EXERCISE REQUIREMENTS → Reproduce the entries below, please. Keep every character the same.

Content starts

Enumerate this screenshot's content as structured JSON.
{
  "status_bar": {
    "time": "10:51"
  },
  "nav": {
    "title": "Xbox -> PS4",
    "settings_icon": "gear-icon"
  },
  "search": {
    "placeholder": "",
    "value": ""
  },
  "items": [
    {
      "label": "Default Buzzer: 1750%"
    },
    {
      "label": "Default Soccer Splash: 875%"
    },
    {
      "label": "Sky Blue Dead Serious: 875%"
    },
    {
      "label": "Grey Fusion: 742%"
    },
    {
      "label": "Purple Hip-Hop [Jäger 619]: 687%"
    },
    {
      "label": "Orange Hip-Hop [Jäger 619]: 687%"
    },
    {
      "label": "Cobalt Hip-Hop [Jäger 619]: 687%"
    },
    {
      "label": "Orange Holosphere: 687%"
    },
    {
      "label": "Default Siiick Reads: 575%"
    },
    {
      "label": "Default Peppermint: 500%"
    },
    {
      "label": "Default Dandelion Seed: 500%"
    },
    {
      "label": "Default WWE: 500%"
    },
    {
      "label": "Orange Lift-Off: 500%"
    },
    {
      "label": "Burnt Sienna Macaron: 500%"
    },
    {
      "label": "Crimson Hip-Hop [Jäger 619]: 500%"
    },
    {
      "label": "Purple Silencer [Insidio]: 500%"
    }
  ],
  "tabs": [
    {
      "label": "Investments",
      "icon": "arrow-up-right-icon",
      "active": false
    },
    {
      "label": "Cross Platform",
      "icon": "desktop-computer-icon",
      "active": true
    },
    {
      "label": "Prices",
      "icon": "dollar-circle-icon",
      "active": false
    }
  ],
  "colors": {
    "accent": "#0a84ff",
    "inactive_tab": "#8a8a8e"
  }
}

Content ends

OUTPUT FOR THIS EXERCISE →
Enumerate this screenshot's content as structured JSON.
{
  "status_bar": {
    "time": "10:51"
  },
  "nav": {
    "title": "Xbox -> PS4",
    "settings_icon": "gear-icon"
  },
  "search": {
    "placeholder": "",
    "value": ""
  },
  "items": [
    {
      "label": "Default Buzzer: 1750%"
    },
    {
      "label": "Default Soccer Splash: 875%"
    },
    {
      "label": "Sky Blue Dead Serious: 875%"
    },
    {
      "label": "Grey Fusion: 742%"
    },
    {
      "label": "Purple Hip-Hop [Jäger 619]: 687%"
    },
    {
      "label": "Orange Hip-Hop [Jäger 619]: 687%"
    },
    {
      "label": "Cobalt Hip-Hop [Jäger 619]: 687%"
    },
    {
      "label": "Orange Holosphere: 687%"
    },
    {
      "label": "Default Siiick Reads: 575%"
    },
    {
      "label": "Default Peppermint: 500%"
    },
    {
      "label": "Default Dandelion Seed: 500%"
    },
    {
      "label": "Default WWE: 500%"
    },
    {
      "label": "Orange Lift-Off: 500%"
    },
    {
      "label": "Burnt Sienna Macaron: 500%"
    },
    {
      "label": "Crimson Hip-Hop [Jäger 619]: 500%"
    },
    {
      "label": "Purple Silencer [Insidio]: 500%"
    }
  ],
  "tabs": [
    {
      "label": "Investments",
      "icon": "arrow-up-right-icon",
      "active": false
    },
    {
      "label": "Cross Platform",
      "icon": "desktop-computer-icon",
      "active": true
    },
    {
      "label": "Prices",
      "icon": "dollar-circle-icon",
      "active": false
    }
  ],
  "colors": {
    "accent": "#0a84ff",
    "inactive_tab": "#8a8a8e"
  }
}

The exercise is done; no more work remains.